Besides the difficulty of using monetary policy in a carefully targeted way to reduce systemic risks, two additional factors make the cost-benefit calculus unfavorable. First, in general, we have a poor understanding of how the stance of monetary policy bears on risks to financial stability—sometimes we are not even sure of the sign of the effect. Second, even in those cases in which we think we understand the linkages between policy and financial stability, the change in monetary policy needed to have a meaningful effect on financial risks to the economy (by deflating a bubble, for example) is likely to be very large, so that the use of monetary policy in this way is also likely to lead to costly deviations of output, employment, and inflation from policymakers’ objectives. In the international context, the stability of the U.S. economy is of great importance to U.S. trading partners, and diverting Fed policy from that goal is really not in anybody’s interest. Likewise, emerging-market central banks that use monetary policy to target asset prices, say, give up a critical degree of freedom in managing domestic demand, output, and inflation.

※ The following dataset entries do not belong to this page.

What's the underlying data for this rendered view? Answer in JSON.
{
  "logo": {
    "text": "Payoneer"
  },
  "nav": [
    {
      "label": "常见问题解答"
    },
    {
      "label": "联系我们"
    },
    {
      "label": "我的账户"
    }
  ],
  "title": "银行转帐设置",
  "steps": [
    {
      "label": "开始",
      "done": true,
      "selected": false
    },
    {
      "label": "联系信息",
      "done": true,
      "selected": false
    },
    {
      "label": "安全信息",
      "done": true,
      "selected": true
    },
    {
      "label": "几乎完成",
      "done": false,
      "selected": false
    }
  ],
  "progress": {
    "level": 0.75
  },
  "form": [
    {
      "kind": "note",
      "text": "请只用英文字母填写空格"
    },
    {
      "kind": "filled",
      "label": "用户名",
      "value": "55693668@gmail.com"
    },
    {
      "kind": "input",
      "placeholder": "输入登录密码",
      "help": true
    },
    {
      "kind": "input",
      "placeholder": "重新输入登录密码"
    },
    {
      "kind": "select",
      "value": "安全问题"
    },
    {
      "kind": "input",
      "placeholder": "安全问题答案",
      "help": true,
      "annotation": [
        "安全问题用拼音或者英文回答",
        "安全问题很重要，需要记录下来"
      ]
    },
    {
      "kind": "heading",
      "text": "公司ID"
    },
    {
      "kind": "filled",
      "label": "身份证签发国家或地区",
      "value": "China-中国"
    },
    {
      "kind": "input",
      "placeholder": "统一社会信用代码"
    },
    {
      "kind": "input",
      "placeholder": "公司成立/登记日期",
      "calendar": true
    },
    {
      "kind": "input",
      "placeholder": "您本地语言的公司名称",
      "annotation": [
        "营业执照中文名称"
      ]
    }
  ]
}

To be clear, I am not in any way suggesting that financial stability risks should be ignored by policymakers. Risks to financial stability that could damage the broader economy should be addressed as effectively and proactively as possible. Policies targeted directly at the problem, such as financial regulation and so-called macroprudential policies, should be the first line of defense against financial instability. Moreover, as I’ve already noted, efforts to ensure financial stability should be international in scope, with both advanced and emerging-market economies participating actively.
What if those more-targeted policies prove ineffective, even after sustained effort and experimentation? Should we turn next to using monetary policy for these purposes? While standard economic arguments imply that giving literally zero weight to financial stability concerns in making monetary policy can’t be optimal, I worry that a significant diversion of policy for such reasons would amount to letting the tail of finance wag the economic dog. Finance should serve the economy, not vice versa. Given the substantial costs and difficulty of using monetary policy to ensure financial stability, it seems to me that, if targeted policies fail, we would be better served by considering structural changes to the financial system as needed to reduce the risks to the broader economy. For example, the International Monetary Fund has recently embraced the idea that (temporary) barriers to short-term capital flows might be desirable for emerging markets in which financial and institutional development is not yet at the level needed for the country to benefit from such flows. Whether such measures make sense for a given economy should be determined—much like decisions about how best to use monetary policies—by a hardheaded comparison of costs and benefits.
Comments are now closed for this post.